• To run ppl, you can either download one of the pre-compiled binaries, or a bytecode version which needs the Objective Caml runtime system.
• The run the graphical user interface ppli, you need to have Tcl/Tk installed.
• If you want to compile the sources yourself, you also need a "make" utility such as GNU make, and a C compiler, such as gcc.
All software mentioned above is available free of charge.
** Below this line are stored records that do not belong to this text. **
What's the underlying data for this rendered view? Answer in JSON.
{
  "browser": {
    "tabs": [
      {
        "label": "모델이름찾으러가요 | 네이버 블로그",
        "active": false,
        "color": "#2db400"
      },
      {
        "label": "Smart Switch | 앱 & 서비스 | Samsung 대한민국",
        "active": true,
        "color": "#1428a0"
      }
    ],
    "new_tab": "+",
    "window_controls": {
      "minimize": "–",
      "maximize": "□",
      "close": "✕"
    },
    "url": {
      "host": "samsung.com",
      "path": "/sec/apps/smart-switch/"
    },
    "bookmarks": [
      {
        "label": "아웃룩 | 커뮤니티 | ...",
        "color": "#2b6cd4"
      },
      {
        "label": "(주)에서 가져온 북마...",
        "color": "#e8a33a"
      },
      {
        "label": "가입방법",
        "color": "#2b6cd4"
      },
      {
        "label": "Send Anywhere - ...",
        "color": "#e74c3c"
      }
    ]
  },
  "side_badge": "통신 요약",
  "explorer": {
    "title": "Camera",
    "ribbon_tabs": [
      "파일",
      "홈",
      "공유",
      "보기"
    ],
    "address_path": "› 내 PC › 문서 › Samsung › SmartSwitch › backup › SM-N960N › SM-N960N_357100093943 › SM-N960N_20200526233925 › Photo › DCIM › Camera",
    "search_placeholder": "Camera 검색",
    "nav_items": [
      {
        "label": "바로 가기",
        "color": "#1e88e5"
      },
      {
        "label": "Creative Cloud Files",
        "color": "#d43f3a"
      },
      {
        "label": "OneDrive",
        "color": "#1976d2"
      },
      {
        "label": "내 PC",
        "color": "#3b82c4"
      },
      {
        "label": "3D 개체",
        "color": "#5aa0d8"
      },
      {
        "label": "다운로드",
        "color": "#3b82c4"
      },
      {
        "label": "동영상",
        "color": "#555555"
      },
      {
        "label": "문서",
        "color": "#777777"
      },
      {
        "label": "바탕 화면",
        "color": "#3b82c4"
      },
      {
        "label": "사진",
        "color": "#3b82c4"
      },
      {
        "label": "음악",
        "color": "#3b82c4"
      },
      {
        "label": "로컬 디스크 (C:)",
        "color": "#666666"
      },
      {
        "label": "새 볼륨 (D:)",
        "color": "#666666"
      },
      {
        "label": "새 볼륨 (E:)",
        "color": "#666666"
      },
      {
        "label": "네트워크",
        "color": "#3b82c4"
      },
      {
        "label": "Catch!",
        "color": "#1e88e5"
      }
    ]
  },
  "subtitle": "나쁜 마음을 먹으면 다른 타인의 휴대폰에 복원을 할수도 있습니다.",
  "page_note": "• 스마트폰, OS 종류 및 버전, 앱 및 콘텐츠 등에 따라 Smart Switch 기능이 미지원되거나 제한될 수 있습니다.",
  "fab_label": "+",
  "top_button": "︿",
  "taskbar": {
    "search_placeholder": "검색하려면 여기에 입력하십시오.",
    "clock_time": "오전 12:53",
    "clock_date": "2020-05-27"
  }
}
Versions are available for all major platforms.

## Version History:

• Version 0.2 (2007/11/22): This is a maintenance release, containing minor bugfixes to please newer versions of GCC.
• Version 0.1 (2000/10/17): First public release.

## Authors:

This program is free software; you can redistribute it and/or modify it under the terms of the GNU General Public License as published by the Free Software Foundation; either version 1, or (at your option) any later version.

This program is distributed in the hope that it will be useful, but WITHOUT ANY WARRANTY; without even the implied warranty of MERCHANTABILITY or FITNESS FOR A PARTICULAR PURPOSE. See the GNU General Public License for more details.

You should have received a copy of the GNU General Public License along with this program; if not, write to the Free Software Foundation, Inc., 59 Temple Place, Suite 330, Boston, MA 02111-1307, USA.

Peter Selinger / Department of Mathematics and Statistics / Dalhousie University
selinger@mathstat.dal.ca / PGP key
Updated Aug 22, 2001